**Work item:** Could you restate the entries word for word, without the images?

**Material for the task:**
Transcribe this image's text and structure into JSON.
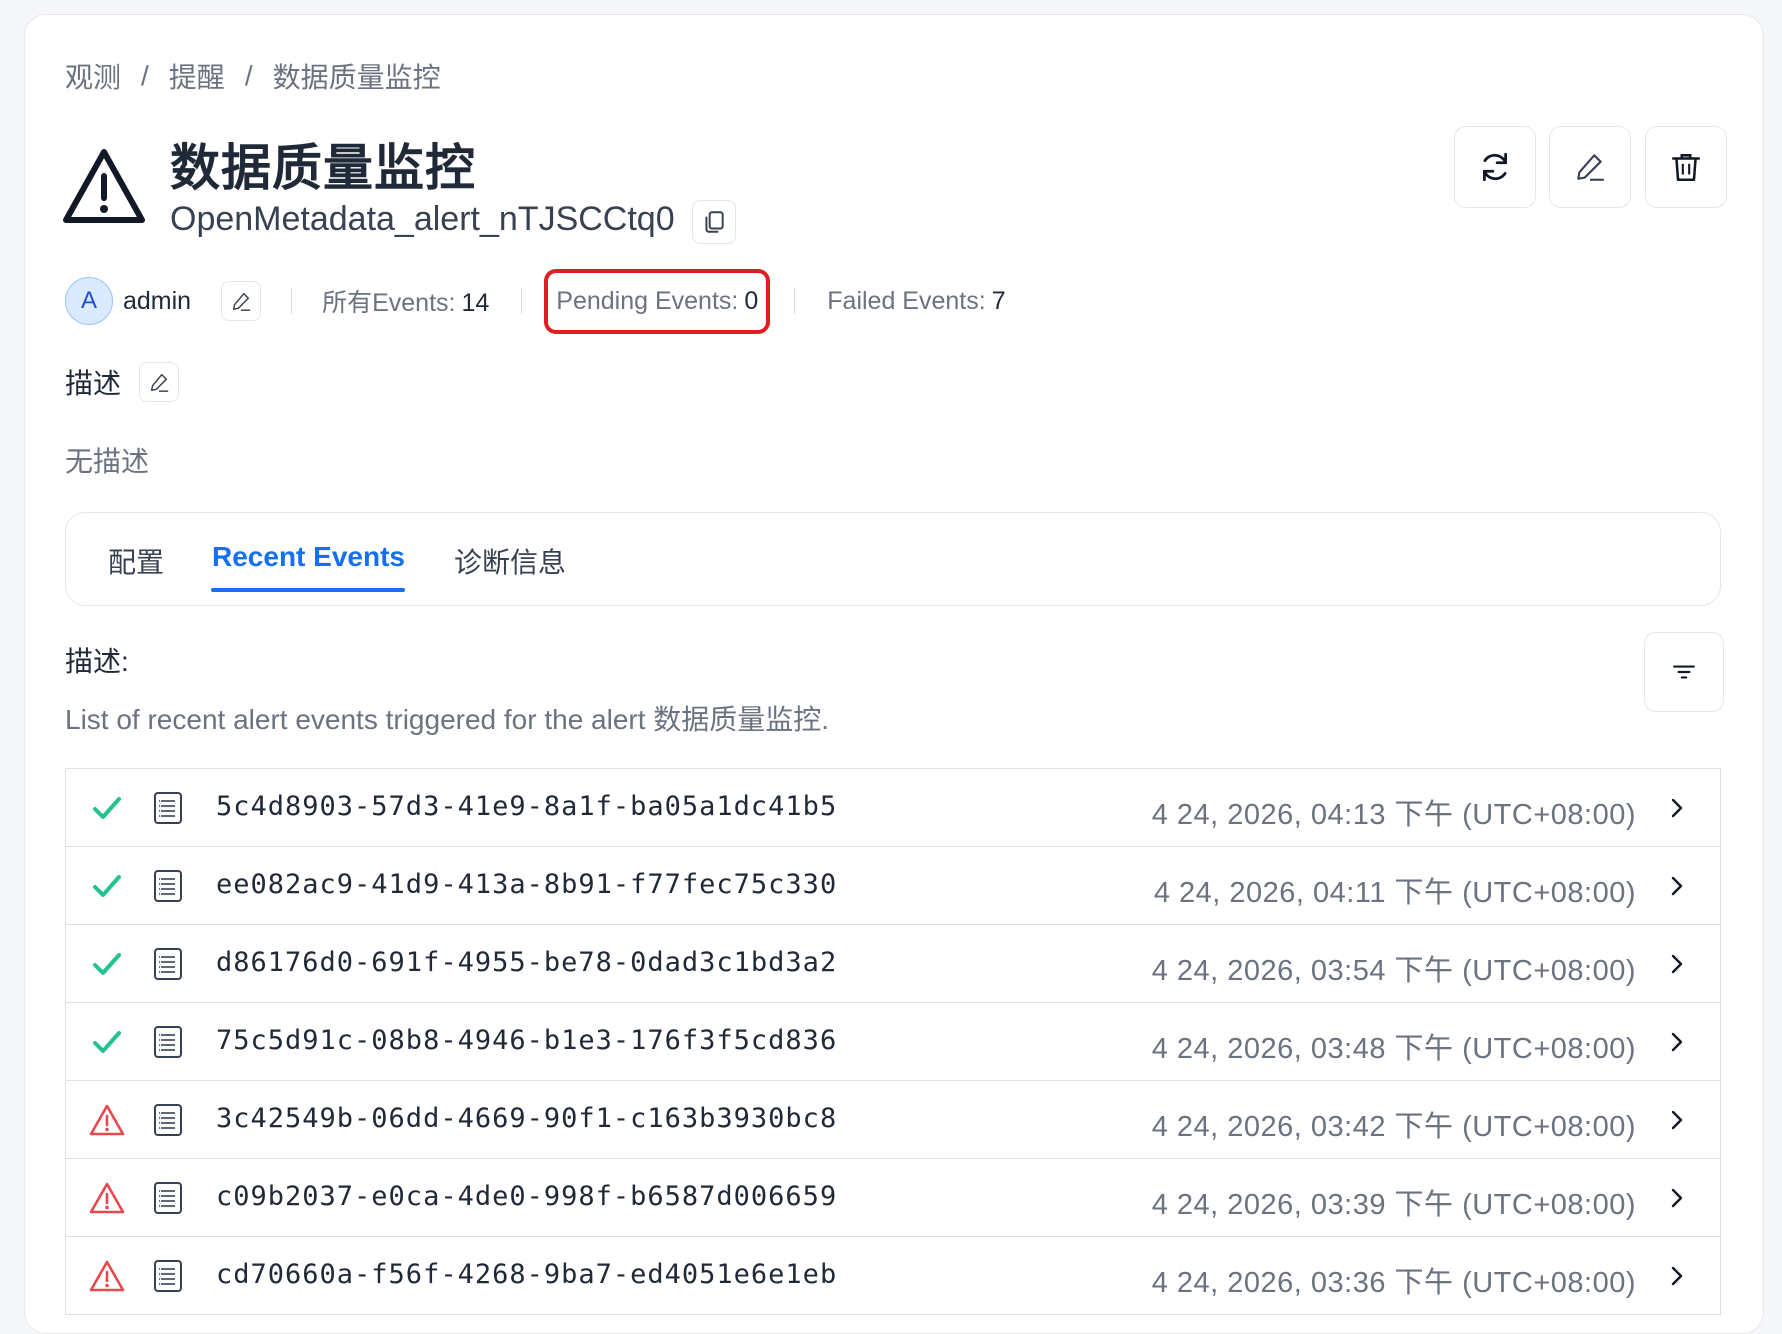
{
  "breadcrumb": {
    "items": [
      "观测",
      "提醒",
      "数据质量监控"
    ],
    "separator": "/"
  },
  "header": {
    "title": "数据质量监控",
    "fqn": "OpenMetadata_alert_nTJSCCtq0",
    "actions": {
      "refresh_icon": "refresh-icon",
      "edit_icon": "pencil-icon",
      "delete_icon": "trash-icon"
    }
  },
  "meta": {
    "owner_initial": "A",
    "owner_name": "admin",
    "all_events_label": "所有Events:",
    "all_events_value": "14",
    "pending_events_label": "Pending Events:",
    "pending_events_value": "0",
    "failed_events_label": "Failed Events:",
    "failed_events_value": "7"
  },
  "description": {
    "title": "描述",
    "empty_text": "无描述"
  },
  "tabs": [
    {
      "label": "配置"
    },
    {
      "label": "Recent Events",
      "active": true
    },
    {
      "label": "诊断信息"
    }
  ],
  "recent_events": {
    "desc_label": "描述:",
    "desc_text": "List of recent alert events triggered for the alert 数据质量监控.",
    "events": [
      {
        "status": "success",
        "id": "5c4d8903-57d3-41e9-8a1f-ba05a1dc41b5",
        "timestamp": "4 24, 2026, 04:13 下午 (UTC+08:00)"
      },
      {
        "status": "success",
        "id": "ee082ac9-41d9-413a-8b91-f77fec75c330",
        "timestamp": "4 24, 2026, 04:11 下午 (UTC+08:00)"
      },
      {
        "status": "success",
        "id": "d86176d0-691f-4955-be78-0dad3c1bd3a2",
        "timestamp": "4 24, 2026, 03:54 下午 (UTC+08:00)"
      },
      {
        "status": "success",
        "id": "75c5d91c-08b8-4946-b1e3-176f3f5cd836",
        "timestamp": "4 24, 2026, 03:48 下午 (UTC+08:00)"
      },
      {
        "status": "failed",
        "id": "3c42549b-06dd-4669-90f1-c163b3930bc8",
        "timestamp": "4 24, 2026, 03:42 下午 (UTC+08:00)"
      },
      {
        "status": "failed",
        "id": "c09b2037-e0ca-4de0-998f-b6587d006659",
        "timestamp": "4 24, 2026, 03:39 下午 (UTC+08:00)"
      },
      {
        "status": "failed",
        "id": "cd70660a-f56f-4268-9ba7-ed4051e6e1eb",
        "timestamp": "4 24, 2026, 03:36 下午 (UTC+08:00)"
      }
    ]
  },
  "colors": {
    "accent": "#1570ef",
    "success": "#22c38e",
    "failed": "#e5484d",
    "highlight_box": "#e11d24"
  }
}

**Expected answer:**
Transcribe this image's text and structure into JSON.
{
  "breadcrumb": {
    "items": [
      "观测",
      "提醒",
      "数据质量监控"
    ],
    "separator": "/"
  },
  "header": {
    "title": "数据质量监控",
    "fqn": "OpenMetadata_alert_nTJSCCtq0",
    "actions": {
      "refresh_icon": "refresh-icon",
      "edit_icon": "pencil-icon",
      "delete_icon": "trash-icon"
    }
  },
  "meta": {
    "owner_initial": "A",
    "owner_name": "admin",
    "all_events_label": "所有Events:",
    "all_events_value": "14",
    "pending_events_label": "Pending Events:",
    "pending_events_value": "0",
    "failed_events_label": "Failed Events:",
    "failed_events_value": "7"
  },
  "description": {
    "title": "描述",
    "empty_text": "无描述"
  },
  "tabs": [
    {
      "label": "配置"
    },
    {
      "label": "Recent Events",
      "active": true
    },
    {
      "label": "诊断信息"
    }
  ],
  "recent_events": {
    "desc_label": "描述:",
    "desc_text": "List of recent alert events triggered for the alert 数据质量监控.",
    "events": [
      {
        "status": "success",
        "id": "5c4d8903-57d3-41e9-8a1f-ba05a1dc41b5",
        "timestamp": "4 24, 2026, 04:13 下午 (UTC+08:00)"
      },
      {
        "status": "success",
        "id": "ee082ac9-41d9-413a-8b91-f77fec75c330",
        "timestamp": "4 24, 2026, 04:11 下午 (UTC+08:00)"
      },
      {
        "status": "success",
        "id": "d86176d0-691f-4955-be78-0dad3c1bd3a2",
        "timestamp": "4 24, 2026, 03:54 下午 (UTC+08:00)"
      },
      {
        "status": "success",
        "id": "75c5d91c-08b8-4946-b1e3-176f3f5cd836",
        "timestamp": "4 24, 2026, 03:48 下午 (UTC+08:00)"
      },
      {
        "status": "failed",
        "id": "3c42549b-06dd-4669-90f1-c163b3930bc8",
        "timestamp": "4 24, 2026, 03:42 下午 (UTC+08:00)"
      },
      {
        "status": "failed",
        "id": "c09b2037-e0ca-4de0-998f-b6587d006659",
        "timestamp": "4 24, 2026, 03:39 下午 (UTC+08:00)"
      },
      {
        "status": "failed",
        "id": "cd70660a-f56f-4268-9ba7-ed4051e6e1eb",
        "timestamp": "4 24, 2026, 03:36 下午 (UTC+08:00)"
      }
    ]
  },
  "colors": {
    "accent": "#1570ef",
    "success": "#22c38e",
    "failed": "#e5484d",
    "highlight_box": "#e11d24"
  }
}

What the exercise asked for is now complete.